Since completing the drainage of the flood water at the end of November 2011, HATC had been exerting company-wide efforts to clean, inspect, repair and replace plant facilities and manufacturing equipment, which were damaged by the flood. After approximately four months of such restoration efforts, HATC is now ready to resume automobile productions at its plant. HATC is planning to hold a ceremony on March 31, 2012 to commemorate the resumption of production.
Honda has been supplying automobiles alternatively from Japan to some countries in the Asia Oceania Region including Thailand, which were impacted by the disruption of production due to the flooding. However, as of today, all production plants have resumed production and are expected to normalize in April. For all other Honda production operations outside of the Asia Oceania Region, the impact of the flooding in Thailand has already been resolved.
Positioning HATC as one of the most important production operations in the Asia Oceania Region, Honda was totally committed to realizing the earliest possible recovery. Honda will maintain the same positioning of HATC in the future and further promote business operations in Thailand.
About Honda Automobile (Thailand) Co., Ltd.
Location: Ayutthaya province, Thailand
Representative: Hiroshi Kobayashi/President
Capital Investment: 5.46 billion baht
Capitalization Ratio: 75.94% Honda Motor Co., Ltd.
13.05% Asian Honda Motor Co., Ltd.
Business Areas: Production and sales of automobiles

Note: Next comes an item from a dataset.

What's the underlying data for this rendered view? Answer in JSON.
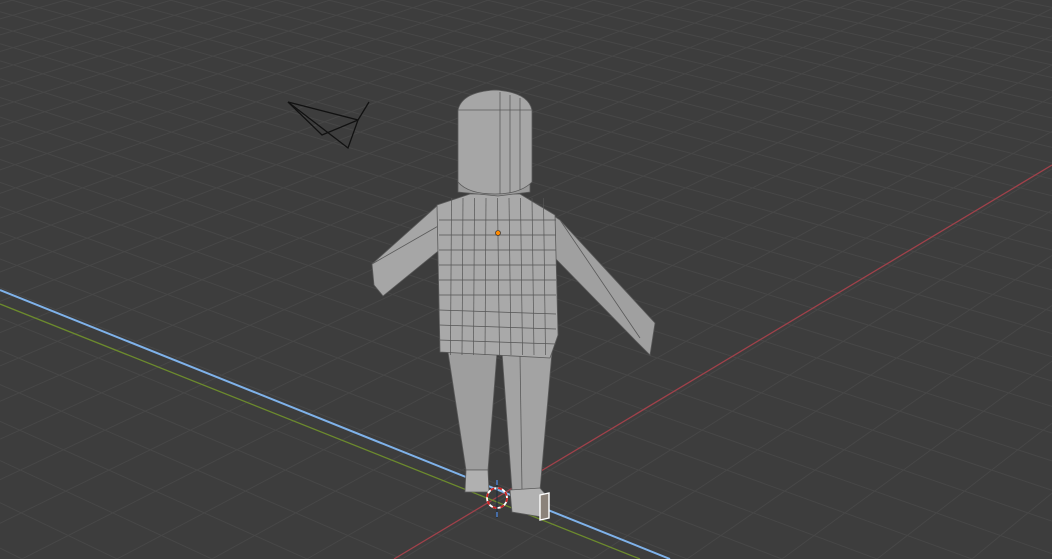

Established: December 2000
Employment: Approximately 4,000 associates
Production Capacity: 240,000 units per year